A survey of resource industry and mining FIFO workers in Queensland has showed high levels of satisfaction with workplace accommodation and transport arrangements.
Conducted by industry lobby group Queensland Resources Council, the survey took anonymous responses from 1832 workers in Queensland.
Around 66 per cent of respondents were employed under FIFO arrangements, while the remainder were employed in residential roles.
QRC chief executive Michael Roche said 82 per cent of those surveyed indicated they would not want to change their accommodation arrangements.
"Workers living residentially, close to mines for example, are very happy with that arrangement," Roche said.
"But equally workers who undertake long distance commuting by car, bus or plane are equally committed to their arrangements."
17.4 per cent of workers said that they did want to change their accommodation arrangements.
“What we see from this survey conducted by URS Australia is that the majority of Queensland resource sector workers are happy with their current arrangement either to live either in towns with proximity to their work or live further away and commute by car, bus or plane,” Roche said.

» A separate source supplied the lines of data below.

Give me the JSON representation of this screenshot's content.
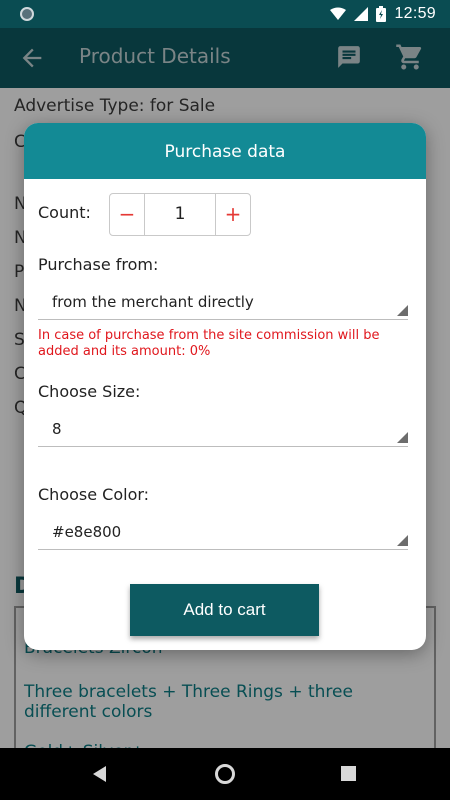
{
  "status_bar": {
    "time": "12:59"
  },
  "app_bar": {
    "title": "Product Details"
  },
  "background": {
    "advertise_type": "Advertise Type: for Sale",
    "partial_lines": [
      "C",
      "N",
      "N",
      "P",
      "N",
      "S",
      "C",
      "Q"
    ],
    "section_initial": "D",
    "box_lines": [
      "Bracelets Zircon",
      "Three bracelets + Three Rings + three",
      "different colors",
      "Gold+ Silver+ ..."
    ]
  },
  "dialog": {
    "title": "Purchase data",
    "count_label": "Count:",
    "count_value": "1",
    "minus_label": "−",
    "plus_label": "+",
    "purchase_from_label": "Purchase from:",
    "purchase_from_value": "from the merchant directly",
    "commission_note": "In case of purchase from the site commission will be added and its amount: 0%",
    "size_label": "Choose Size:",
    "size_value": "8",
    "color_label": "Choose Color:",
    "color_value": "#e8e800",
    "add_to_cart_label": "Add to cart"
  },
  "colors": {
    "primary": "#0d5a61",
    "dialog_header": "#138a95",
    "warning_text": "#e0171d"
  }
}
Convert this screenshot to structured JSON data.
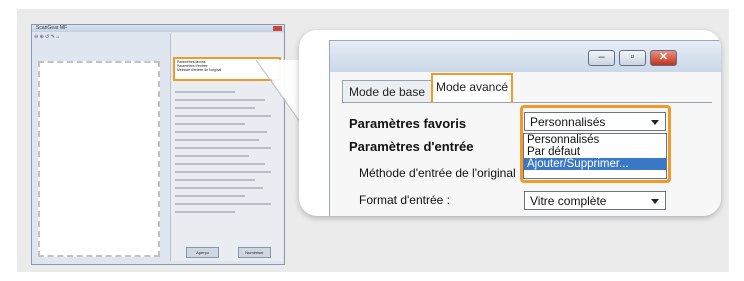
{
  "thumbnail": {
    "title": "ScanGear MF",
    "popup_items": [
      "Paramètres favoris",
      "Paramètres d'entrée",
      "Méthode d'entrée de l'original",
      "Personnalisés",
      "Par défaut",
      "Ajouter/Supprimer"
    ],
    "buttons": [
      "Aperçu",
      "Numériser"
    ]
  },
  "window": {
    "controls": {
      "minimize": "–",
      "maximize": "▫",
      "close": "✕"
    },
    "tabs": [
      {
        "label": "Mode de base",
        "active": false
      },
      {
        "label": "Mode avancé",
        "active": true
      }
    ],
    "favorites_label": "Paramètres favoris",
    "favorites_value": "Personnalisés",
    "favorites_options": [
      "Personnalisés",
      "Par défaut",
      "Ajouter/Supprimer..."
    ],
    "favorites_selected_index": 2,
    "input_settings_label": "Paramètres d'entrée",
    "input_method_label": "Méthode d'entrée de l'original :",
    "input_format_label": "Format d'entrée :",
    "input_format_value": "Vitre complète"
  },
  "colors": {
    "highlight": "#f09a2a",
    "selected_option": "#3a78c6"
  }
}
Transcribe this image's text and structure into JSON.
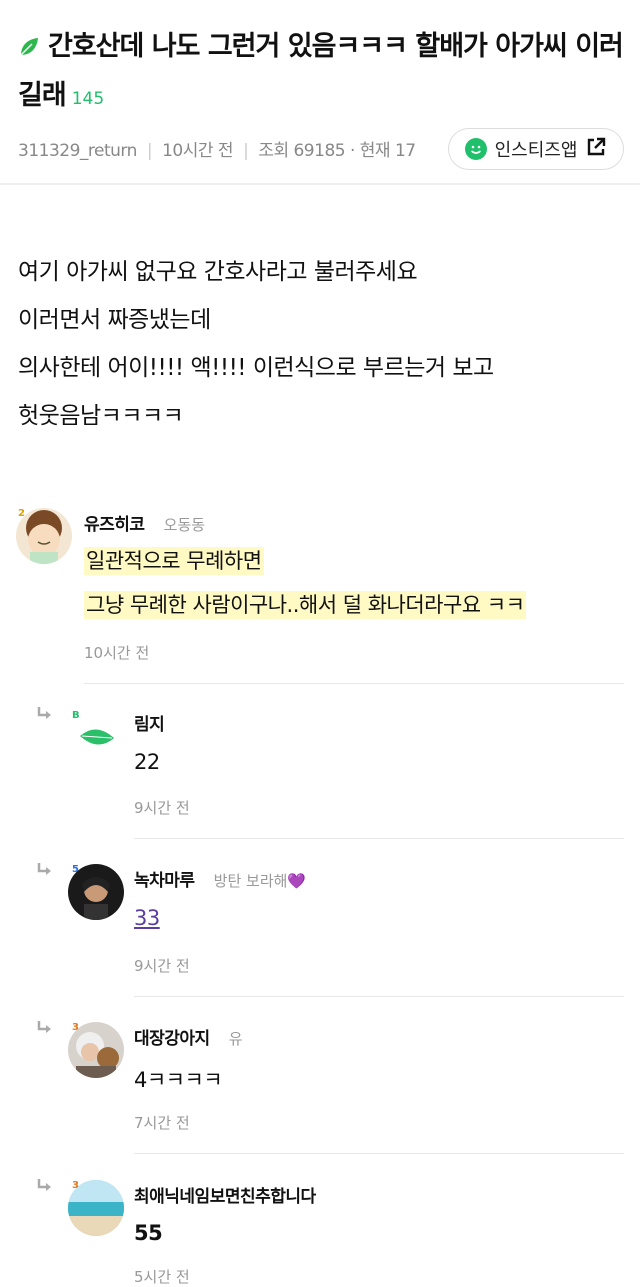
{
  "post": {
    "title": "간호산데 나도 그런거 있음ㅋㅋㅋ 할배가 아가씨 이러길래",
    "comment_count": "145",
    "author": "311329_return",
    "time": "10시간 전",
    "views": "조회 69185 · 현재 17",
    "app_button": "인스티즈앱",
    "body_lines": [
      "여기 아가씨 없구요 간호사라고 불러주세요",
      "이러면서 짜증냈는데",
      "의사한테 어이!!!! 액!!!! 이런식으로 부르는거 보고",
      "헛웃음남ㅋㅋㅋㅋ"
    ]
  },
  "comments": [
    {
      "name": "유즈히코",
      "tag": "오동동",
      "level": "2",
      "lines": [
        "일관적으로 무례하면",
        "그냥 무례한 사람이구나..해서 덜 화나더라구요 ㅋㅋ"
      ],
      "time": "10시간 전"
    },
    {
      "name": "림지",
      "tag": "",
      "level": "B",
      "text": "22",
      "time": "9시간 전"
    },
    {
      "name": "녹차마루",
      "tag": "방탄 보라해💜",
      "level": "5",
      "text": "33",
      "time": "9시간 전"
    },
    {
      "name": "대장강아지",
      "tag": "유",
      "level": "3",
      "text": "4ㅋㅋㅋㅋ",
      "time": "7시간 전"
    },
    {
      "name": "최애닉네임보면친추합니다",
      "tag": "",
      "level": "3",
      "text": "55",
      "time": "5시간 전"
    }
  ]
}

“But the important message from workers is that they want to have the choice and they don’t want that choice taken away from them.
“There’s no one-size-fits-all approach to worker accommodation.
“The concern of the industry is if that choice of accommodation was taken away, the resources sector would lose access to a considerable proportion of its skilled workforce.”
The results of the survey will be submitted to the Queensland parliamentary inquiry into fly-in, fly-out work practices.
The survey included questions which asked respondents to self-assess their mental health, returning statistics of 16.8 per cent of residential workers saying their mental health was “excellent” while 15.5 per cent of non-residential workers said the same.
Nearly 15 per cent of non-residential workers rated their mental health as poor to fair, while 16.6 per cent of residential workers said the same.
The published QRC report has not documented any information about the different roster compressions worked by respondents, however Australian Mining has asked QRC if that information was taken in the survey.